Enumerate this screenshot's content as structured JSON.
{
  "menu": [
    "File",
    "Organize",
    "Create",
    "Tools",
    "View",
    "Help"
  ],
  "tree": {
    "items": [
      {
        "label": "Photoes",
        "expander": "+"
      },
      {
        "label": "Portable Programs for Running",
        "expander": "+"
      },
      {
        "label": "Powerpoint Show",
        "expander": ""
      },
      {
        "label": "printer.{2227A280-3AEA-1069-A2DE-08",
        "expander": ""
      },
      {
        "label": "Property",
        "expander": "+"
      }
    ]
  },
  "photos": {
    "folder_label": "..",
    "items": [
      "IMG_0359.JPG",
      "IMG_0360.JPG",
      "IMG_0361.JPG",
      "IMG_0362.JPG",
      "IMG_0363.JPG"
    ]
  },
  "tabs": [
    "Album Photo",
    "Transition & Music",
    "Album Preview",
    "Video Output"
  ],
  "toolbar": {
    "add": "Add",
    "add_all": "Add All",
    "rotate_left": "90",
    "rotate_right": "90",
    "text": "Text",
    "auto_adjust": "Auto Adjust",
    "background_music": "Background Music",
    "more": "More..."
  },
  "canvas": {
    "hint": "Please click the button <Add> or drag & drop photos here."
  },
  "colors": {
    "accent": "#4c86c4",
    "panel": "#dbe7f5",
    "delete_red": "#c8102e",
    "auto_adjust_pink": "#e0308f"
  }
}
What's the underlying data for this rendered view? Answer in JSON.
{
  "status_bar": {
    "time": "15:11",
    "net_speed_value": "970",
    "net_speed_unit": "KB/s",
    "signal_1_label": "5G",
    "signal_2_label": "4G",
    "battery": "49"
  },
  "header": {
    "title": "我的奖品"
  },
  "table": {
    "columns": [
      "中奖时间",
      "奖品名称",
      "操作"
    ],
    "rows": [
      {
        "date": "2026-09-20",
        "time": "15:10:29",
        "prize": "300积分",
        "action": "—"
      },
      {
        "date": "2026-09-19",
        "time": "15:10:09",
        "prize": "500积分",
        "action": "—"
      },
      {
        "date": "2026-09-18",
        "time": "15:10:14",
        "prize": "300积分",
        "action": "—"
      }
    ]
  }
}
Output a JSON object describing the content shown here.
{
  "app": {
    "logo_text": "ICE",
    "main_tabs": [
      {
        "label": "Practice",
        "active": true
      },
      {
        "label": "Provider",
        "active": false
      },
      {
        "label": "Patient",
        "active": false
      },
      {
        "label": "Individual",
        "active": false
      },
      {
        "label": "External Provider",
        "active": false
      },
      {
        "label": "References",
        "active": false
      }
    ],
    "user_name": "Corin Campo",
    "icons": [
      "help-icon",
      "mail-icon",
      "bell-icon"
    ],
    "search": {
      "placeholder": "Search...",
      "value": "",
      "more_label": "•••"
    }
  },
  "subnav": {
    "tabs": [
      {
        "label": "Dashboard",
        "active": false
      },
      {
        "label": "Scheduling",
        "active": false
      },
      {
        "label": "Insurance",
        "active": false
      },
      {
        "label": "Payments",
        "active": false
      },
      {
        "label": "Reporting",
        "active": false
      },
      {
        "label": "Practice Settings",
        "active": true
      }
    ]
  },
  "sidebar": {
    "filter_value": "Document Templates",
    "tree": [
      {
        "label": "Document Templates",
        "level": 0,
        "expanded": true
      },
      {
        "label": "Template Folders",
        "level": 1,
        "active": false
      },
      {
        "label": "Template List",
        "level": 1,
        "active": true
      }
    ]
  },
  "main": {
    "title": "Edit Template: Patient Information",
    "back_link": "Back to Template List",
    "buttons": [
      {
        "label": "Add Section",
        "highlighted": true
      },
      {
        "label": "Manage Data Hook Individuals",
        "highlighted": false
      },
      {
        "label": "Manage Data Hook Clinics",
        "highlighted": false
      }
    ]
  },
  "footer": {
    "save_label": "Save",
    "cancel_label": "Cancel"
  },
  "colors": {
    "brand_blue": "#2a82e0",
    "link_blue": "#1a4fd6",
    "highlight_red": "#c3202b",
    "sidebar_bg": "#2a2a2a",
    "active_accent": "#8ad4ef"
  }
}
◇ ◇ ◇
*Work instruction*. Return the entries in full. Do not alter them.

*Output below*.
Enumerate this screenshot's content as structured JSON.
{
  "menu": [
    "File",
    "Organize",
    "Create",
    "Tools",
    "View",
    "Help"
  ],
  "tree": {
    "items": [
      {
        "label": "Photoes",
        "expander": "+"
      },
      {
        "label": "Portable Programs for Running",
        "expander": "+"
      },
      {
        "label": "Powerpoint Show",
        "expander": ""
      },
      {
        "label": "printer.{2227A280-3AEA-1069-A2DE-08",
        "expander": ""
      },
      {
        "label": "Property",
        "expander": "+"
      }
    ]
  },
  "photos": {
    "folder_label": "..",
    "items": [
      "IMG_0359.JPG",
      "IMG_0360.JPG",
      "IMG_0361.JPG",
      "IMG_0362.JPG",
      "IMG_0363.JPG"
    ]
  },
  "tabs": [
    "Album Photo",
    "Transition & Music",
    "Album Preview",
    "Video Output"
  ],
  "toolbar": {
    "add": "Add",
    "add_all": "Add All",
    "rotate_left": "90",
    "rotate_right": "90",
    "text": "Text",
    "auto_adjust": "Auto Adjust",
    "background_music": "Background Music",
    "more": "More..."
  },
  "canvas": {
    "hint": "Please click the button <Add> or drag & drop photos here."
  },
  "colors": {
    "accent": "#4c86c4",
    "panel": "#dbe7f5",
    "delete_red": "#c8102e",
    "auto_adjust_pink": "#e0308f"
  }
}
What's the underlying data for this rendered view? Answer in JSON.
{
  "status_bar": {
    "time": "15:11",
    "net_speed_value": "970",
    "net_speed_unit": "KB/s",
    "signal_1_label": "5G",
    "signal_2_label": "4G",
    "battery": "49"
  },
  "header": {
    "title": "我的奖品"
  },
  "table": {
    "columns": [
      "中奖时间",
      "奖品名称",
      "操作"
    ],
    "rows": [
      {
        "date": "2026-09-20",
        "time": "15:10:29",
        "prize": "300积分",
        "action": "—"
      },
      {
        "date": "2026-09-19",
        "time": "15:10:09",
        "prize": "500积分",
        "action": "—"
      },
      {
        "date": "2026-09-18",
        "time": "15:10:14",
        "prize": "300积分",
        "action": "—"
      }
    ]
  }
}
Output a JSON object describing the content shown here.
{
  "app": {
    "logo_text": "ICE",
    "main_tabs": [
      {
        "label": "Practice",
        "active": true
      },
      {
        "label": "Provider",
        "active": false
      },
      {
        "label": "Patient",
        "active": false
      },
      {
        "label": "Individual",
        "active": false
      },
      {
        "label": "External Provider",
        "active": false
      },
      {
        "label": "References",
        "active": false
      }
    ],
    "user_name": "Corin Campo",
    "icons": [
      "help-icon",
      "mail-icon",
      "bell-icon"
    ],
    "search": {
      "placeholder": "Search...",
      "value": "",
      "more_label": "•••"
    }
  },
  "subnav": {
    "tabs": [
      {
        "label": "Dashboard",
        "active": false
      },
      {
        "label": "Scheduling",
        "active": false
      },
      {
        "label": "Insurance",
        "active": false
      },
      {
        "label": "Payments",
        "active": false
      },
      {
        "label": "Reporting",
        "active": false
      },
      {
        "label": "Practice Settings",
        "active": true
      }
    ]
  },
  "sidebar": {
    "filter_value": "Document Templates",
    "tree": [
      {
        "label": "Document Templates",
        "level": 0,
        "expanded": true
      },
      {
        "label": "Template Folders",
        "level": 1,
        "active": false
      },
      {
        "label": "Template List",
        "level": 1,
        "active": true
      }
    ]
  },
  "main": {
    "title": "Edit Template: Patient Information",
    "back_link": "Back to Template List",
    "buttons": [
      {
        "label": "Add Section",
        "highlighted": true
      },
      {
        "label": "Manage Data Hook Individuals",
        "highlighted": false
      },
      {
        "label": "Manage Data Hook Clinics",
        "highlighted": false
      }
    ]
  },
  "footer": {
    "save_label": "Save",
    "cancel_label": "Cancel"
  },
  "colors": {
    "brand_blue": "#2a82e0",
    "link_blue": "#1a4fd6",
    "highlight_red": "#c3202b",
    "sidebar_bg": "#2a2a2a",
    "active_accent": "#8ad4ef"
  }
}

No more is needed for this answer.